By Olasunkanmi Akoni
IF the promise of the British Deputy High Commissioner to Nigeria, Mr. Peter Carter, is anything to go by, British investors will soon key into the multi-billion naira Lagos Blue Line (Okokomaiko-Marina) Rail Project. This is in addition to the support of the British Government via the Department for International Development (DFID).
Lagos Blue Line is one of the seven rail projects planned for the city and it is one of the lines that will constitute the spine of the city rail network. It is being implemented on a Public Private Partnership (PPP) model with the public sector leading the provision of infrastructure while the private sector, under a concession agreement, will be responsible for operations and maintenance. On completion, it is expected to move more than 400,000 passengers daily.
The rail project which is being constructed in phases was designed to significantly reduce congestion along the Lagos-Badagry corridor, improve public transport provision and use and stimulate development along the axis.

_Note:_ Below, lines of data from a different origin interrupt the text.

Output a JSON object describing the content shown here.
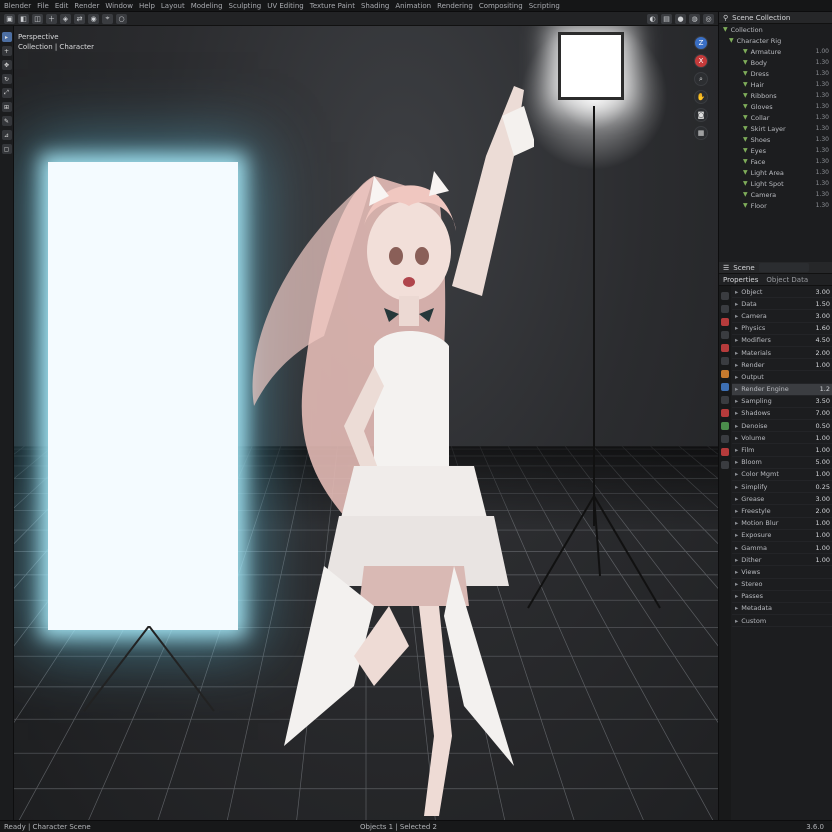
{
  "menu": [
    "Blender",
    "File",
    "Edit",
    "Render",
    "Window",
    "Help",
    "Layout",
    "Modeling",
    "Sculpting",
    "UV Editing",
    "Texture Paint",
    "Shading",
    "Animation",
    "Rendering",
    "Compositing",
    "Scripting"
  ],
  "viewport": {
    "info_line1": "Perspective",
    "info_line2": "Collection | Character"
  },
  "outliner": {
    "title": "Scene Collection",
    "rows": [
      {
        "name": "Collection",
        "val": ""
      },
      {
        "name": "Character Rig",
        "val": ""
      },
      {
        "name": "Armature",
        "val": "1.00"
      },
      {
        "name": "Body",
        "val": "1.30"
      },
      {
        "name": "Dress",
        "val": "1.30"
      },
      {
        "name": "Hair",
        "val": "1.30"
      },
      {
        "name": "Ribbons",
        "val": "1.30"
      },
      {
        "name": "Gloves",
        "val": "1.30"
      },
      {
        "name": "Collar",
        "val": "1.30"
      },
      {
        "name": "Skirt Layer",
        "val": "1.30"
      },
      {
        "name": "Shoes",
        "val": "1.30"
      },
      {
        "name": "Eyes",
        "val": "1.30"
      },
      {
        "name": "Face",
        "val": "1.30"
      },
      {
        "name": "Light Area",
        "val": "1.30"
      },
      {
        "name": "Light Spot",
        "val": "1.30"
      },
      {
        "name": "Camera",
        "val": "1.30"
      },
      {
        "name": "Floor",
        "val": "1.30"
      }
    ]
  },
  "properties": {
    "tab_label": "Scene",
    "header": "Properties",
    "section": "Object Data",
    "rows": [
      {
        "name": "Object",
        "val": "3.00",
        "sel": false
      },
      {
        "name": "Data",
        "val": "1.50",
        "sel": false
      },
      {
        "name": "Camera",
        "val": "3.00",
        "sel": false
      },
      {
        "name": "Physics",
        "val": "1.60",
        "sel": false
      },
      {
        "name": "Modifiers",
        "val": "4.50",
        "sel": false
      },
      {
        "name": "Materials",
        "val": "2.00",
        "sel": false
      },
      {
        "name": "Render",
        "val": "1.00",
        "sel": false
      },
      {
        "name": "Output",
        "val": "",
        "sel": false
      },
      {
        "name": "Render Engine",
        "val": "1.2",
        "sel": true
      },
      {
        "name": "Sampling",
        "val": "3.50",
        "sel": false
      },
      {
        "name": "Shadows",
        "val": "7.00",
        "sel": false
      },
      {
        "name": "Denoise",
        "val": "0.50",
        "sel": false
      },
      {
        "name": "Volume",
        "val": "1.00",
        "sel": false
      },
      {
        "name": "Film",
        "val": "1.00",
        "sel": false
      },
      {
        "name": "Bloom",
        "val": "5.00",
        "sel": false
      },
      {
        "name": "Color Mgmt",
        "val": "1.00",
        "sel": false
      },
      {
        "name": "Simplify",
        "val": "0.25",
        "sel": false
      },
      {
        "name": "Grease",
        "val": "3.00",
        "sel": false
      },
      {
        "name": "Freestyle",
        "val": "2.00",
        "sel": false
      },
      {
        "name": "Motion Blur",
        "val": "1.00",
        "sel": false
      },
      {
        "name": "Exposure",
        "val": "1.00",
        "sel": false
      },
      {
        "name": "Gamma",
        "val": "1.00",
        "sel": false
      },
      {
        "name": "Dither",
        "val": "1.00",
        "sel": false
      },
      {
        "name": "Views",
        "val": "",
        "sel": false
      },
      {
        "name": "Stereo",
        "val": "",
        "sel": false
      },
      {
        "name": "Passes",
        "val": "",
        "sel": false
      },
      {
        "name": "Metadata",
        "val": "",
        "sel": false
      },
      {
        "name": "Custom",
        "val": "",
        "sel": false
      }
    ]
  },
  "status": {
    "left": "Ready | Character Scene",
    "middle": "Objects 1 | Selected 2",
    "right": "3.6.0"
  }
}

Carter gave the assurance during a visit to the Lagos Metropolitan Area Transport Authority LAMATA and a tour of the rail project under construction. Commending the state government on the project, the envoy promised to bring to the attention of British investors opportunities available in Lagos, especially in the transport sector.
His words: “One of the things I have learnt from this visit is that there are a lot of opportunities for British companies to get involved here. This is the message I will take away with the aim of encouraging British companies to look seriously at this project and the opportunities more widely in the city of Lagos.”
He expressed delight at the pace of work on the light rail describing it as an impressive project “the engineering behind it, the strategic plan, which underpins it and the expectation that this is going to help residents move around the city more easily and perhaps crucially take traffic off the road.”
Carter also promised that the British Government would continue to support developmental projects which would positively impact on citizens of developing countries to make them more productive for the benefit of their economy.
He disclosed that the British Government had been making contributions behind the scene to the rail project. “In terms of British involvement, we are already involved through the Department for International Development. We make significant contributions behind the scene through the financing of the provision of technical expertise,” he stated.
The Director of Public Transport, LAMATA, Engr. Gbenga Dairo, who conducted Carter round the project, said the state government was already considering extending the construction from the National Theatre to Marina to bring the total length constructed during the current phase to about 11 kilometres. The Blue Line rail project will cover a distance of 27 kilometres all together at completion.